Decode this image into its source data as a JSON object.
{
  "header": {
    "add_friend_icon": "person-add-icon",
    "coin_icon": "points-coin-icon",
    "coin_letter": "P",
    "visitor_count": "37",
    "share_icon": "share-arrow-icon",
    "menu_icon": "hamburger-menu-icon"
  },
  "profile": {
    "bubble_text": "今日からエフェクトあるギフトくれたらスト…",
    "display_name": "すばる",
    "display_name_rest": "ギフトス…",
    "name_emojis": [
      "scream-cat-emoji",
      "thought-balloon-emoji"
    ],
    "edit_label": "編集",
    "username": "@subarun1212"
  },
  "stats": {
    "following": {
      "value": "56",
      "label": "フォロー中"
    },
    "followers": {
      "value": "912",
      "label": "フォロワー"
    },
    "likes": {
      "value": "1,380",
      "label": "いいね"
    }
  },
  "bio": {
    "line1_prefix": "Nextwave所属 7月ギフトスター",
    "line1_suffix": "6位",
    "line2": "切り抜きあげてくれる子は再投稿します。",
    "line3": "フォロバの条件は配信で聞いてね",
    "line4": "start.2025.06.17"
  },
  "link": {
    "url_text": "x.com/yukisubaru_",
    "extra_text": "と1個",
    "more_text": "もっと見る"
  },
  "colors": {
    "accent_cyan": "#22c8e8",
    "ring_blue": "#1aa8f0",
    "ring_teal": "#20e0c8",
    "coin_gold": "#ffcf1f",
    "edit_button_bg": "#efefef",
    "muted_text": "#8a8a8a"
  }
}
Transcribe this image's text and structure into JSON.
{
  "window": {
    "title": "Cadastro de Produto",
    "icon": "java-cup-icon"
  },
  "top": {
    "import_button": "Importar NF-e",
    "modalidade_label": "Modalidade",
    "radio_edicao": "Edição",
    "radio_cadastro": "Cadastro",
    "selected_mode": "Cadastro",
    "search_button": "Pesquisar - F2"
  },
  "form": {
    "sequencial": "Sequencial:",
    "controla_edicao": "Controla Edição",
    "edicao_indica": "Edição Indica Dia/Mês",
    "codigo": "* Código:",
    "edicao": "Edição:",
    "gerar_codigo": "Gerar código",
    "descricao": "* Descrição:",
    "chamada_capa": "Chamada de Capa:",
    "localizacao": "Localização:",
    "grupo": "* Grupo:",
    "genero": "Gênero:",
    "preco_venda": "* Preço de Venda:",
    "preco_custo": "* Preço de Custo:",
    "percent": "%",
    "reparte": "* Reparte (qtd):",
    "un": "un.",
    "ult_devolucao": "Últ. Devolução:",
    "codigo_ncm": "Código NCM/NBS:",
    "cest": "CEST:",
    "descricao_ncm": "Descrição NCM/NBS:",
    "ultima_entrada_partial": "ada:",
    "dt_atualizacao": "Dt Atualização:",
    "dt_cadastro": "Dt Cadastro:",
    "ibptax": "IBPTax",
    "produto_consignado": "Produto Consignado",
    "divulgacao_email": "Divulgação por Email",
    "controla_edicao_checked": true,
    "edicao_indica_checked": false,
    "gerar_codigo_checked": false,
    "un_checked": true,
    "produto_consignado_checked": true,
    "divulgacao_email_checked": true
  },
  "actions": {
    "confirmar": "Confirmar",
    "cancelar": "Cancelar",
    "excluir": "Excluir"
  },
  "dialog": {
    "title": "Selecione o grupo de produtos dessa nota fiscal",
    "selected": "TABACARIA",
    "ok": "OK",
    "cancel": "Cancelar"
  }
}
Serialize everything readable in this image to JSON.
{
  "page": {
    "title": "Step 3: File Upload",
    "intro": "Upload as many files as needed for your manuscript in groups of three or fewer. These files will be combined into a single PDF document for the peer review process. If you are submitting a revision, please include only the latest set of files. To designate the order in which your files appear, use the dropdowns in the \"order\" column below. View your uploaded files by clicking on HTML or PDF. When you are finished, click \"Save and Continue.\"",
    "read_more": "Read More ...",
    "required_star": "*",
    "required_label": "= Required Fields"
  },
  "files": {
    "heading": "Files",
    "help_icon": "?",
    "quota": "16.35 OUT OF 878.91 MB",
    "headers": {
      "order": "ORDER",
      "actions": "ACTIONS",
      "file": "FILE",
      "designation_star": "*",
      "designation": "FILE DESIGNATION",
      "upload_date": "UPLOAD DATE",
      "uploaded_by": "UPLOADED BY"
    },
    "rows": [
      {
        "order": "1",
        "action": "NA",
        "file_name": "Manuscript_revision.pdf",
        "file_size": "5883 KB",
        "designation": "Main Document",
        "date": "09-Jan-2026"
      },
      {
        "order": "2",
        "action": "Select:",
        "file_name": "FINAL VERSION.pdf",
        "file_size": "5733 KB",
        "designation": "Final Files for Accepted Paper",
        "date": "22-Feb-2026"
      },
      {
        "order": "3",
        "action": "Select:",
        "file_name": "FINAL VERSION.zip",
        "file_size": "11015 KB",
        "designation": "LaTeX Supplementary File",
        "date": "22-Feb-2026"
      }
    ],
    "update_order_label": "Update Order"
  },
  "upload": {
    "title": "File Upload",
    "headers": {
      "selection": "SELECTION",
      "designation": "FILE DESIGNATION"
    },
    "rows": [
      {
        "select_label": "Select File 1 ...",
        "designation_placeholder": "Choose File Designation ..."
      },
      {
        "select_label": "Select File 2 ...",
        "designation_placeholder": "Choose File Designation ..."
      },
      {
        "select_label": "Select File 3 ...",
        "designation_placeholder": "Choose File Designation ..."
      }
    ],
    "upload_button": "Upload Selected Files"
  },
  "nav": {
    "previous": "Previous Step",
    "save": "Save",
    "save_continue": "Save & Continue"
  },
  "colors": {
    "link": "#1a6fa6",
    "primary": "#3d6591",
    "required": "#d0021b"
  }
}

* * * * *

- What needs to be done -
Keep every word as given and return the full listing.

- Exercise output -
Decode this image into its source data as a JSON object.
{
  "header": {
    "add_friend_icon": "person-add-icon",
    "coin_icon": "points-coin-icon",
    "coin_letter": "P",
    "visitor_count": "37",
    "share_icon": "share-arrow-icon",
    "menu_icon": "hamburger-menu-icon"
  },
  "profile": {
    "bubble_text": "今日からエフェクトあるギフトくれたらスト…",
    "display_name": "すばる",
    "display_name_rest": "ギフトス…",
    "name_emojis": [
      "scream-cat-emoji",
      "thought-balloon-emoji"
    ],
    "edit_label": "編集",
    "username": "@subarun1212"
  },
  "stats": {
    "following": {
      "value": "56",
      "label": "フォロー中"
    },
    "followers": {
      "value": "912",
      "label": "フォロワー"
    },
    "likes": {
      "value": "1,380",
      "label": "いいね"
    }
  },
  "bio": {
    "line1_prefix": "Nextwave所属 7月ギフトスター",
    "line1_suffix": "6位",
    "line2": "切り抜きあげてくれる子は再投稿します。",
    "line3": "フォロバの条件は配信で聞いてね",
    "line4": "start.2025.06.17"
  },
  "link": {
    "url_text": "x.com/yukisubaru_",
    "extra_text": "と1個",
    "more_text": "もっと見る"
  },
  "colors": {
    "accent_cyan": "#22c8e8",
    "ring_blue": "#1aa8f0",
    "ring_teal": "#20e0c8",
    "coin_gold": "#ffcf1f",
    "edit_button_bg": "#efefef",
    "muted_text": "#8a8a8a"
  }
}
Transcribe this image's text and structure into JSON.
{
  "window": {
    "title": "Cadastro de Produto",
    "icon": "java-cup-icon"
  },
  "top": {
    "import_button": "Importar NF-e",
    "modalidade_label": "Modalidade",
    "radio_edicao": "Edição",
    "radio_cadastro": "Cadastro",
    "selected_mode": "Cadastro",
    "search_button": "Pesquisar - F2"
  },
  "form": {
    "sequencial": "Sequencial:",
    "controla_edicao": "Controla Edição",
    "edicao_indica": "Edição Indica Dia/Mês",
    "codigo": "* Código:",
    "edicao": "Edição:",
    "gerar_codigo": "Gerar código",
    "descricao": "* Descrição:",
    "chamada_capa": "Chamada de Capa:",
    "localizacao": "Localização:",
    "grupo": "* Grupo:",
    "genero": "Gênero:",
    "preco_venda": "* Preço de Venda:",
    "preco_custo": "* Preço de Custo:",
    "percent": "%",
    "reparte": "* Reparte (qtd):",
    "un": "un.",
    "ult_devolucao": "Últ. Devolução:",
    "codigo_ncm": "Código NCM/NBS:",
    "cest": "CEST:",
    "descricao_ncm": "Descrição NCM/NBS:",
    "ultima_entrada_partial": "ada:",
    "dt_atualizacao": "Dt Atualização:",
    "dt_cadastro": "Dt Cadastro:",
    "ibptax": "IBPTax",
    "produto_consignado": "Produto Consignado",
    "divulgacao_email": "Divulgação por Email",
    "controla_edicao_checked": true,
    "edicao_indica_checked": false,
    "gerar_codigo_checked": false,
    "un_checked": true,
    "produto_consignado_checked": true,
    "divulgacao_email_checked": true
  },
  "actions": {
    "confirmar": "Confirmar",
    "cancelar": "Cancelar",
    "excluir": "Excluir"
  },
  "dialog": {
    "title": "Selecione o grupo de produtos dessa nota fiscal",
    "selected": "TABACARIA",
    "ok": "OK",
    "cancel": "Cancelar"
  }
}
Serialize everything readable in this image to JSON.
{
  "page": {
    "title": "Step 3: File Upload",
    "intro": "Upload as many files as needed for your manuscript in groups of three or fewer. These files will be combined into a single PDF document for the peer review process. If you are submitting a revision, please include only the latest set of files. To designate the order in which your files appear, use the dropdowns in the \"order\" column below. View your uploaded files by clicking on HTML or PDF. When you are finished, click \"Save and Continue.\"",
    "read_more": "Read More ...",
    "required_star": "*",
    "required_label": "= Required Fields"
  },
  "files": {
    "heading": "Files",
    "help_icon": "?",
    "quota": "16.35 OUT OF 878.91 MB",
    "headers": {
      "order": "ORDER",
      "actions": "ACTIONS",
      "file": "FILE",
      "designation_star": "*",
      "designation": "FILE DESIGNATION",
      "upload_date": "UPLOAD DATE",
      "uploaded_by": "UPLOADED BY"
    },
    "rows": [
      {
        "order": "1",
        "action": "NA",
        "file_name": "Manuscript_revision.pdf",
        "file_size": "5883 KB",
        "designation": "Main Document",
        "date": "09-Jan-2026"
      },
      {
        "order": "2",
        "action": "Select:",
        "file_name": "FINAL VERSION.pdf",
        "file_size": "5733 KB",
        "designation": "Final Files for Accepted Paper",
        "date": "22-Feb-2026"
      },
      {
        "order": "3",
        "action": "Select:",
        "file_name": "FINAL VERSION.zip",
        "file_size": "11015 KB",
        "designation": "LaTeX Supplementary File",
        "date": "22-Feb-2026"
      }
    ],
    "update_order_label": "Update Order"
  },
  "upload": {
    "title": "File Upload",
    "headers": {
      "selection": "SELECTION",
      "designation": "FILE DESIGNATION"
    },
    "rows": [
      {
        "select_label": "Select File 1 ...",
        "designation_placeholder": "Choose File Designation ..."
      },
      {
        "select_label": "Select File 2 ...",
        "designation_placeholder": "Choose File Designation ..."
      },
      {
        "select_label": "Select File 3 ...",
        "designation_placeholder": "Choose File Designation ..."
      }
    ],
    "upload_button": "Upload Selected Files"
  },
  "nav": {
    "previous": "Previous Step",
    "save": "Save",
    "save_continue": "Save & Continue"
  },
  "colors": {
    "link": "#1a6fa6",
    "primary": "#3d6591",
    "required": "#d0021b"
  }
}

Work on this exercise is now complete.